This post was originally published on the Patch on August 5, 2011.
I was recently working with a young student who had a hard time figuring out when to add commas or periods in his writing. I had given him a worksheet made from a paragraph I wrote and from which I removed proper capitalization and end punctuation. All he had to do was rewrite the paragraph with correct periods and capitals.
Even though this sounds simple, he had a hard time determining where a period should go. Instead, he sometimes added a comma instead or skipped a period entirely.
After trying several approaches to help him, a new thought occurred to me. “Listen to the music of the words,” I said. I compared punctuation to rests in musical notation, with which he has some experience. “Commas are like short rests, and periods are like long rests.”
I then hummed the paragraph without the words for him once, and then again while pointing to the words I was humming so he could follow along. He said it was almost like he could hear me saying the sentences. I said, “Yes, the music and rhythm of language help give it meaning.” To show some contrast, I read the same paragraph in an absolute monotone with no pauses for punctuation whatsoever. “Much more boring, isn’t it?” I said, and he agreed.
With this new tool under his belt, my student was able to successfully detect when to add periods in the rest of the paragraph. He continues to use this tool months later.
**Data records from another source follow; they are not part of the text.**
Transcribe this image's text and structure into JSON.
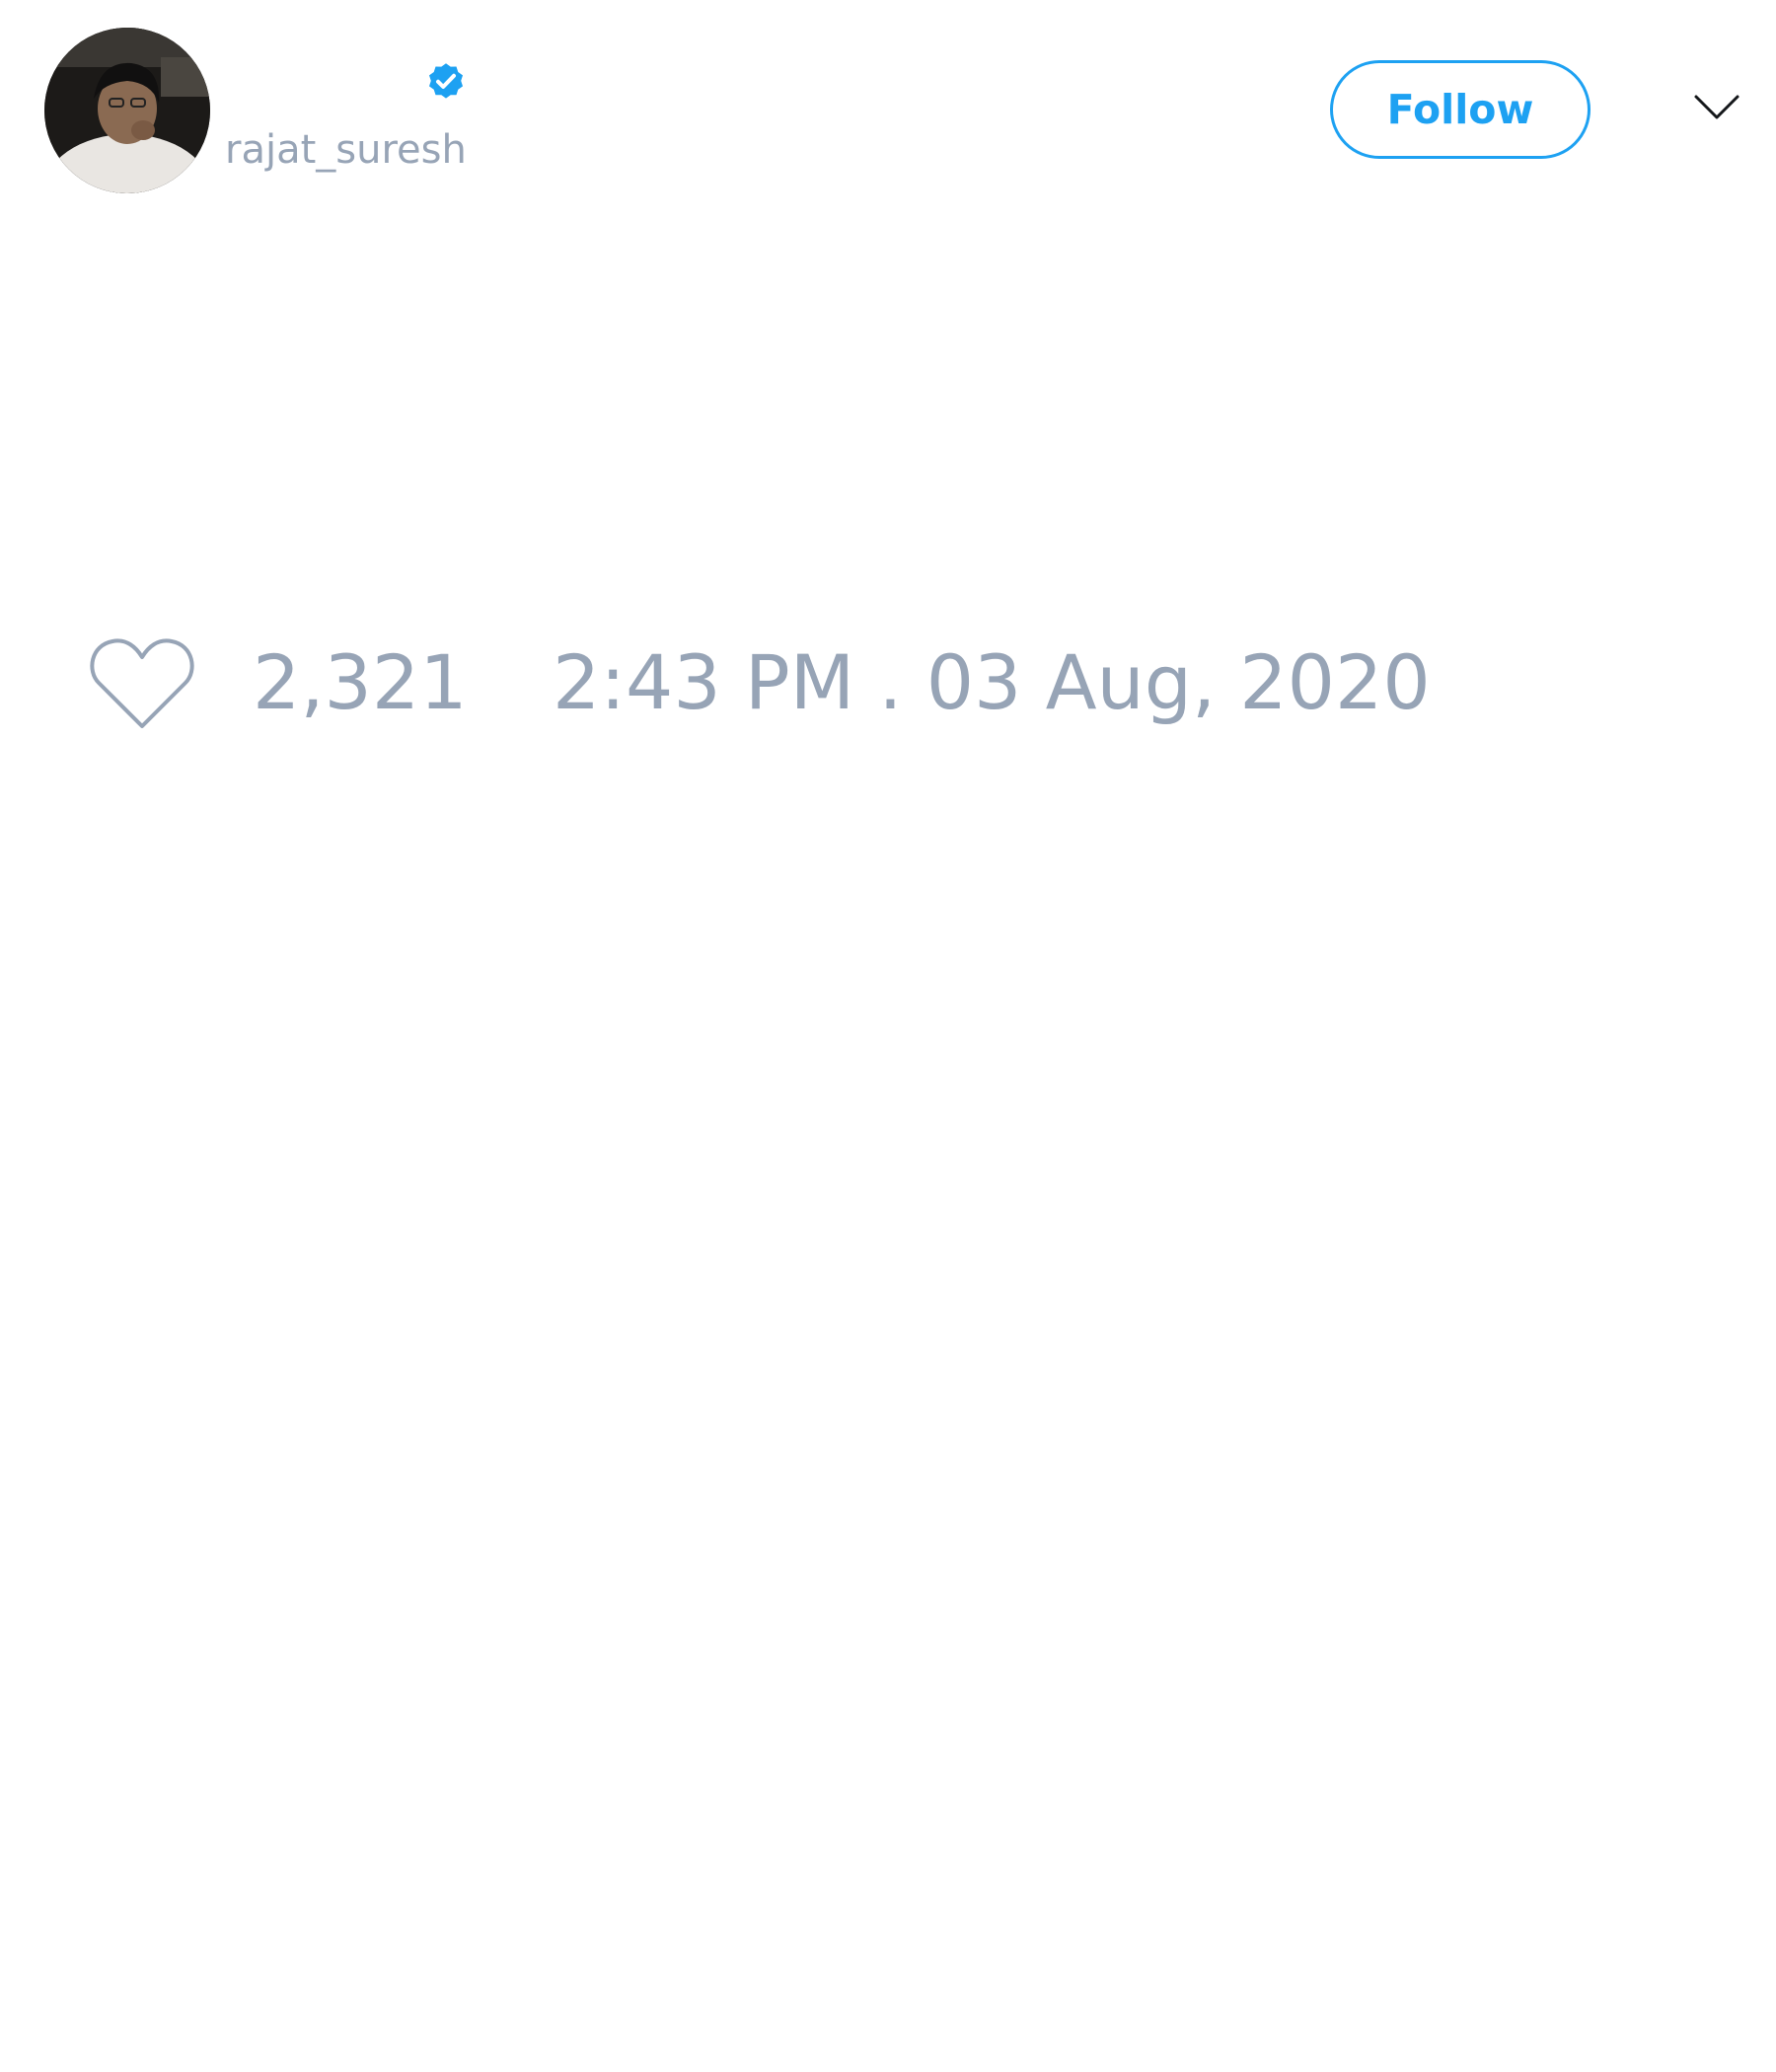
{
  "tweet": {
    "author": {
      "handle": "rajat_suresh",
      "verified": true,
      "avatar": "profile-photo"
    },
    "follow_label": "Follow",
    "menu_icon": "chevron-down-icon",
    "like_icon": "heart-outline-icon",
    "like_count": "2,321",
    "timestamp": "2:43 PM . 03 Aug, 2020"
  },
  "colors": {
    "accent": "#1da1f2",
    "muted_text": "#97a4b6",
    "background": "#ffffff"
  }
}
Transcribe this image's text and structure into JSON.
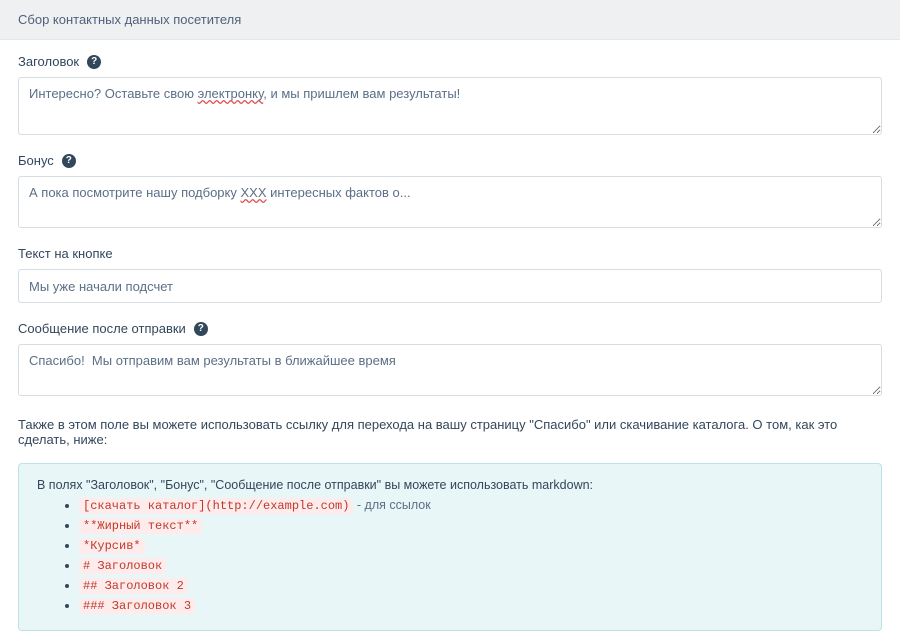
{
  "panel": {
    "title": "Сбор контактных данных посетителя"
  },
  "fields": {
    "heading": {
      "label": "Заголовок",
      "value_pre": "Интересно? Оставьте свою ",
      "value_spell": "электронку",
      "value_post": ", и мы пришлем вам результаты!"
    },
    "bonus": {
      "label": "Бонус",
      "value_pre": "А пока посмотрите нашу подборку ",
      "value_spell": "XXX",
      "value_post": " интересных фактов о..."
    },
    "button_text": {
      "label": "Текст на кнопке",
      "value": "Мы уже начали подсчет"
    },
    "after_submit": {
      "label": "Сообщение после отправки",
      "value": "Спасибо!  Мы отправим вам результаты в ближайшее время"
    }
  },
  "note": "Также в этом поле вы можете использовать ссылку для перехода на вашу страницу \"Спасибо\" или скачивание каталога. О том, как это сделать, ниже:",
  "infobox": {
    "intro": "В полях \"Заголовок\", \"Бонус\", \"Сообщение после отправки\" вы можете использовать markdown:",
    "items": [
      {
        "code": "[скачать каталог](http://example.com)",
        "suffix": "  - для ссылок"
      },
      {
        "code": "**Жирный текст**",
        "suffix": ""
      },
      {
        "code": "*Курсив*",
        "suffix": ""
      },
      {
        "code": "# Заголовок",
        "suffix": ""
      },
      {
        "code": "## Заголовок 2",
        "suffix": ""
      },
      {
        "code": "### Заголовок 3",
        "suffix": ""
      }
    ]
  }
}
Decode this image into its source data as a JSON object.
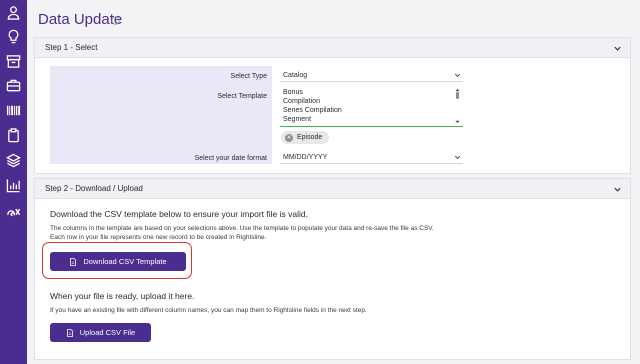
{
  "page": {
    "title": "Data Update"
  },
  "sidenav": {
    "icons": [
      "user-icon",
      "lightbulb-icon",
      "archive-icon",
      "briefcase-icon",
      "barcode-icon",
      "clipboard-icon",
      "layers-icon",
      "bar-chart-icon",
      "brand-icon"
    ]
  },
  "step1": {
    "title": "Step 1 - Select",
    "select_type_label": "Select Type",
    "select_type_value": "Catalog",
    "select_template_label": "Select Template",
    "template_options": [
      "Bonus",
      "Compilation",
      "Series Compilation",
      "Segment"
    ],
    "selected_chip": "Episode",
    "date_format_label": "Select your date format",
    "date_format_value": "MM/DD/YYYY"
  },
  "step2": {
    "title": "Step 2 - Download / Upload",
    "download_heading": "Download the CSV template below to ensure your import file is valid.",
    "download_text_1": "The columns in the template are based on your selections above. Use the template to populate your data and re-save the file as CSV.",
    "download_text_2": "Each row in your file represents one new record to be created in Rightsline.",
    "download_button": "Download CSV Template",
    "upload_heading": "When your file is ready, upload it here.",
    "upload_text": "If you have an existing file with different column names, you can map them to Rightsline fields in the next step.",
    "upload_button": "Upload CSV File"
  },
  "colors": {
    "brand": "#4a2d8f",
    "highlight": "#d93535",
    "valid": "#4caf50"
  }
}
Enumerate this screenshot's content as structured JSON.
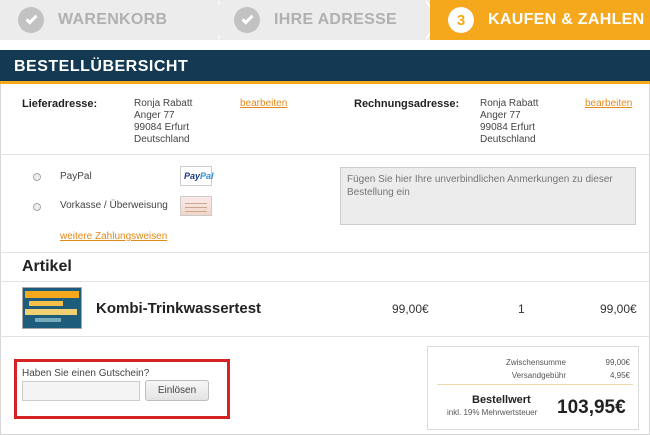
{
  "steps": [
    {
      "label": "WARENKORB",
      "state": "done"
    },
    {
      "label": "IHRE ADRESSE",
      "state": "done"
    },
    {
      "number": "3",
      "label": "KAUFEN & ZAHLEN",
      "state": "active"
    }
  ],
  "colors": {
    "accent": "#f5a81c",
    "header": "#133a52",
    "highlight": "#d42323"
  },
  "header": {
    "title": "BESTELLÜBERSICHT"
  },
  "shipping": {
    "label": "Lieferadresse:",
    "lines": [
      "Ronja Rabatt",
      "Anger 77",
      "99084 Erfurt",
      "Deutschland"
    ],
    "edit": "bearbeiten"
  },
  "billing": {
    "label": "Rechnungsadresse:",
    "lines": [
      "Ronja Rabatt",
      "Anger 77",
      "99084 Erfurt",
      "Deutschland"
    ],
    "edit": "bearbeiten"
  },
  "payment": {
    "options": [
      {
        "label": "PayPal",
        "icon": "paypal-logo-icon",
        "logo_text": [
          "Pay",
          "Pal"
        ]
      },
      {
        "label": "Vorkasse / Überweisung",
        "icon": "bank-transfer-icon"
      }
    ],
    "more": "weitere Zahlungsweisen"
  },
  "notes": {
    "placeholder": "Fügen Sie hier Ihre unverbindlichen Anmerkungen zu dieser Bestellung ein"
  },
  "articles": {
    "heading": "Artikel",
    "items": [
      {
        "name": "Kombi-Trinkwassertest",
        "price": "99,00€",
        "quantity": "1",
        "total": "99,00€",
        "image": "product-thumbnail"
      }
    ]
  },
  "voucher": {
    "question": "Haben Sie einen Gutschein?",
    "input_value": "",
    "button": "Einlösen"
  },
  "totals": {
    "subtotal_label": "Zwischensumme",
    "subtotal": "99,00€",
    "shipping_label": "Versandgebühr",
    "shipping": "4,95€",
    "grand_label": "Bestellwert",
    "tax_note": "inkl. 19% Mehrwertsteuer",
    "grand": "103,95€"
  }
}
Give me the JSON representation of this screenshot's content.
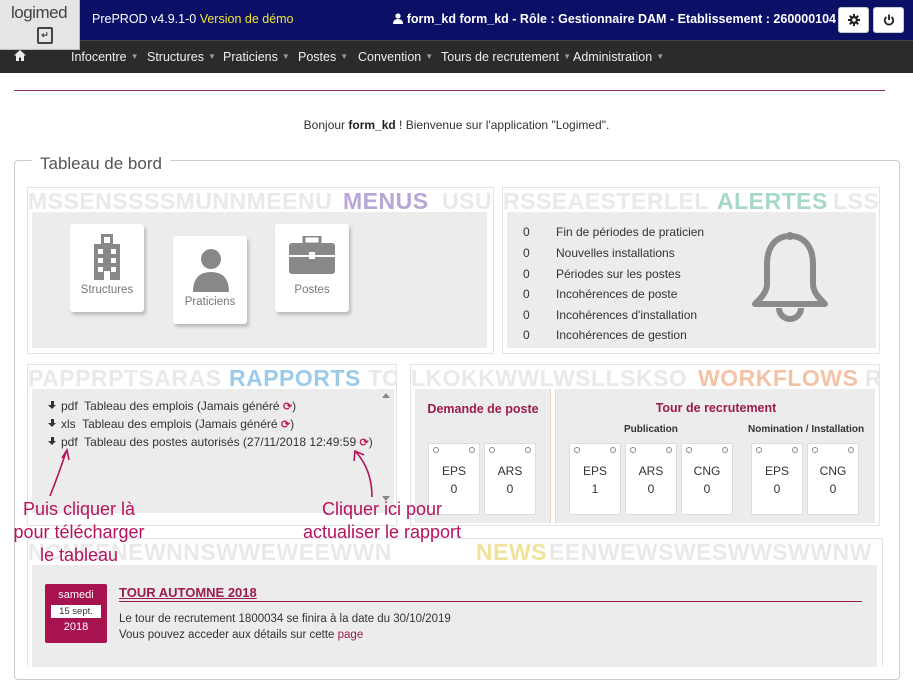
{
  "header": {
    "logo_text": "logimed",
    "version": "PrePROD v4.9.1-0",
    "demo_label": "Version de démo",
    "user_info": "form_kd form_kd - Rôle : Gestionnaire DAM - Etablissement : 260000104",
    "icons": [
      "user-icon",
      "gear-icon",
      "power-icon"
    ]
  },
  "nav": {
    "items": [
      "Infocentre",
      "Structures",
      "Praticiens",
      "Postes",
      "Convention",
      "Tours de recrutement",
      "Administration"
    ]
  },
  "welcome": {
    "prefix": "Bonjour ",
    "user": "form_kd",
    "suffix": " ! Bienvenue sur l'application \"Logimed\"."
  },
  "dashboard": {
    "title": "Tableau de bord",
    "menus": {
      "watermark": "MSSENSSSSMUNNMEENU",
      "label": "MENUS",
      "watermark_tail": "USUI",
      "tiles": [
        {
          "label": "Structures",
          "icon": "building-icon"
        },
        {
          "label": "Praticiens",
          "icon": "person-icon"
        },
        {
          "label": "Postes",
          "icon": "briefcase-icon"
        }
      ]
    },
    "alertes": {
      "watermark": "RSSEAESTERLEL",
      "label": "ALERTES",
      "watermark_tail": "LSS",
      "rows": [
        {
          "count": "0",
          "label": "Fin de périodes de praticien"
        },
        {
          "count": "0",
          "label": "Nouvelles installations"
        },
        {
          "count": "0",
          "label": "Périodes sur les postes"
        },
        {
          "count": "0",
          "label": "Incohérences de poste"
        },
        {
          "count": "0",
          "label": "Incohérences d'installation"
        },
        {
          "count": "0",
          "label": "Incohérences de gestion"
        }
      ]
    },
    "rapports": {
      "watermark": "PAPPRPTSARAS",
      "label": "RAPPORTS",
      "watermark_tail": "TO",
      "items": [
        {
          "format": "pdf",
          "text": "Tableau des emplois (Jamais généré"
        },
        {
          "format": "xls",
          "text": "Tableau des emplois (Jamais généré"
        },
        {
          "format": "pdf",
          "text": "Tableau des postes autorisés (27/11/2018 12:49:59"
        }
      ]
    },
    "workflows": {
      "watermark": "LKOKKWWLWSLLSKSO",
      "label": "WORKFLOWS",
      "watermark_tail": "R",
      "demande": {
        "title": "Demande de poste",
        "boxes": [
          {
            "code": "EPS",
            "value": "0"
          },
          {
            "code": "ARS",
            "value": "0"
          }
        ]
      },
      "tour": {
        "title": "Tour de recrutement",
        "publication_label": "Publication",
        "nomination_label": "Nomination / Installation",
        "publication": [
          {
            "code": "EPS",
            "value": "1"
          },
          {
            "code": "ARS",
            "value": "0"
          },
          {
            "code": "CNG",
            "value": "0"
          }
        ],
        "nomination": [
          {
            "code": "EPS",
            "value": "0"
          },
          {
            "code": "CNG",
            "value": "0"
          }
        ]
      }
    },
    "news": {
      "watermark": "NCNEENEWNNSWWEWEEWWN",
      "label": "NEWS",
      "watermark_tail": "EENWEWSWESWWSWWNW",
      "date_day": "samedi",
      "date_month": "15 sept.",
      "date_year": "2018",
      "title": "TOUR AUTOMNE 2018",
      "line1": "Le tour de recrutement 1800034 se finira à la date du 30/10/2019",
      "line2_prefix": "Vous pouvez acceder aux détails sur cette ",
      "line2_link": "page"
    }
  },
  "annotations": {
    "left": [
      "Puis cliquer là",
      "pour télécharger",
      "le tableau"
    ],
    "right": [
      "Cliquer ici pour",
      "actualiser le rapport"
    ]
  },
  "colors": {
    "header": "#0b0f66",
    "nav": "#2b2b2b",
    "accent": "#9c1a4e",
    "menus": "#b7a6d6",
    "alertes": "#a8d8c6",
    "rapports": "#9ccbe9",
    "workflows": "#f4c3a6",
    "news": "#f0e29a"
  }
}
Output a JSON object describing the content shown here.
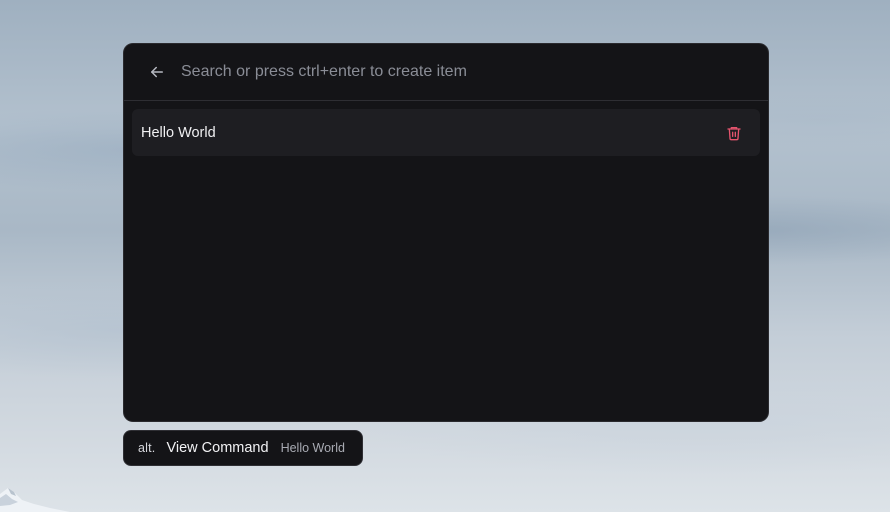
{
  "search": {
    "placeholder": "Search or press ctrl+enter to create item",
    "value": ""
  },
  "list": {
    "items": [
      {
        "label": "Hello World"
      }
    ]
  },
  "hint": {
    "key": "alt.",
    "action": "View Command",
    "target": "Hello World"
  },
  "colors": {
    "panel_bg": "#141417",
    "item_bg": "#1e1e22",
    "delete_icon": "#e5546e",
    "placeholder": "#8a8d96"
  },
  "icons": {
    "back": "arrow-left-icon",
    "delete": "trash-icon"
  }
}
I have taught this method to other struggling students, and it’s helped them, too. A search for similar methods didn’t turn up anything online, so I wonder if this is a new idea. I hope this way to use “musical intelligence” adds another useful tool to other writing teachers’ tool kits!